Complicated precipitating factors tends to lead to such complicated grief; circumstances leading up to your loved one getting sick in the first place and the nature of your relationship affects the grieving process. Are you plagued with feelings of guilt? Survivor’s guilt? Do you feel you could’ve done more? Do you have regrets? Were you in a fight? Were there things left unsaid? Were there apologies not given? Accomplishments unacknowledged? Activities on a bucket list left undone? Leftover financial burden? Or a deep loss of personal support as you relied on this person for guidance and meaningful conversations… all great material for ruminations/obsessive thinking later. A person facing their own mortality may experience all the above, just with themselves.
I had a client who reported feeling guilty about not visiting her deceased grandfather’s grave at least once a week, a standard she set for herself. She made it about once a year, as it was far from her home. She carried this heavy narrative on her shoulder that because of this, she is not grieving “properly” or not being a “good granddaughter.” She felt like a “bad” person and this worsened her depression and PTSD. Her grief was complicated in the nature of their relationship and what he meant to her — she endured an abusive and traumatic childhood by her drug-addicted parents and her grandfather was the only stable and safe parental figure throughout her life.
I helped modify her fixed belief that “not visiting his gravesite is the one proper way to grieve and if I don’t I am a bad person.” I gave her permission for that to not be the ultimate truth and re-narrated that any time she thinks, speaks of and cries for him, or references his views before making life decisions, is as valuable as physically appearing at his gravesite. That was enough to honor his legacy her own way. She reported strong relief after this type of intervention.
Death, grief and loss of closed loved ones can stay with us throughout our entire lives. It can be viewed as a parallel process; while continuing to indulge in at least trying to live your best life, you keep deceased loved ones in your mind and heart. Their spirit may always walk with you, and that’s OK. Their spirit can influence your thought process and decisions and you can always honor legacies in that way. You are never alone in your grief, and you can do it your way.
Concerned about the coronavirus? Stay safe using tips from these articles:

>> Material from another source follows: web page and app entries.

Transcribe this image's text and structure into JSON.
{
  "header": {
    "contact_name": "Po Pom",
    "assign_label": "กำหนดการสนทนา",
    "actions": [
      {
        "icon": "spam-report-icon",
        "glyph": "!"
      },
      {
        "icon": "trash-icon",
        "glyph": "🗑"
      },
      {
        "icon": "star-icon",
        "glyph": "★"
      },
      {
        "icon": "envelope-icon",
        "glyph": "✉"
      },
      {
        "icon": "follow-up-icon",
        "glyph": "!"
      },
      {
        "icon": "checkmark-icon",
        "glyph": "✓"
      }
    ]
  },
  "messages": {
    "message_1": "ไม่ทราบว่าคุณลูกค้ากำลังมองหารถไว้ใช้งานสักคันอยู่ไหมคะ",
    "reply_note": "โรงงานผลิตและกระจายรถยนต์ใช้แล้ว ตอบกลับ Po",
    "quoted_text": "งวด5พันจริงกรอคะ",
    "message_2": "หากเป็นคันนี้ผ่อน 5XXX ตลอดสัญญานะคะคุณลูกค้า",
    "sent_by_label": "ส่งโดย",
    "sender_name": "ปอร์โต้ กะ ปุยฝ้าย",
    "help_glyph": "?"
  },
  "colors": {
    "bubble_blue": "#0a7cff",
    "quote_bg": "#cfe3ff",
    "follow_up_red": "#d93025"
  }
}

- For Anyone Who Needs to Hear This: It’s OK to Just Exist Right Now
- Making the Most Out of Virtual Mental Health Appointments
- 10 Face Masks People With Chronic Illness Recommend

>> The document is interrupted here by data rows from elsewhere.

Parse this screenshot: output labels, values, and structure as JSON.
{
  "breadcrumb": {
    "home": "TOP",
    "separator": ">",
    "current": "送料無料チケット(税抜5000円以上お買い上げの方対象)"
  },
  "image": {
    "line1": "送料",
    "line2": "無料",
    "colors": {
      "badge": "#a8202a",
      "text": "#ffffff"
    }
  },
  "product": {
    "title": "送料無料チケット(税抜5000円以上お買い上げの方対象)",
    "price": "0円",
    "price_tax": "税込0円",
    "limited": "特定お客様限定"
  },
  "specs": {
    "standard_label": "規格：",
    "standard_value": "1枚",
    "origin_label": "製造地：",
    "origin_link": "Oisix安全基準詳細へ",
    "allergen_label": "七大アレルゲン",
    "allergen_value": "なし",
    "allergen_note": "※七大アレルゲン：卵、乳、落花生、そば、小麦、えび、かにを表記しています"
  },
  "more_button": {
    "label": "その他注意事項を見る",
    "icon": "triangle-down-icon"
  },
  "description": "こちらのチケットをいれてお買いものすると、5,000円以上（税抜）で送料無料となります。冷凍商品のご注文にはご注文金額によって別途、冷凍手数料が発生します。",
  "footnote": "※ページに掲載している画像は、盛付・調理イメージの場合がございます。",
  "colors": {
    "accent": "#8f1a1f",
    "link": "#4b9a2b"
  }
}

- 8 Soaps You Can Use to Help Prevent the Spread of Illness
- If I Get COVID-19 It Might Be Ableism – Not the Virus – That Kills Me
Getty image via Ponomariova_Maria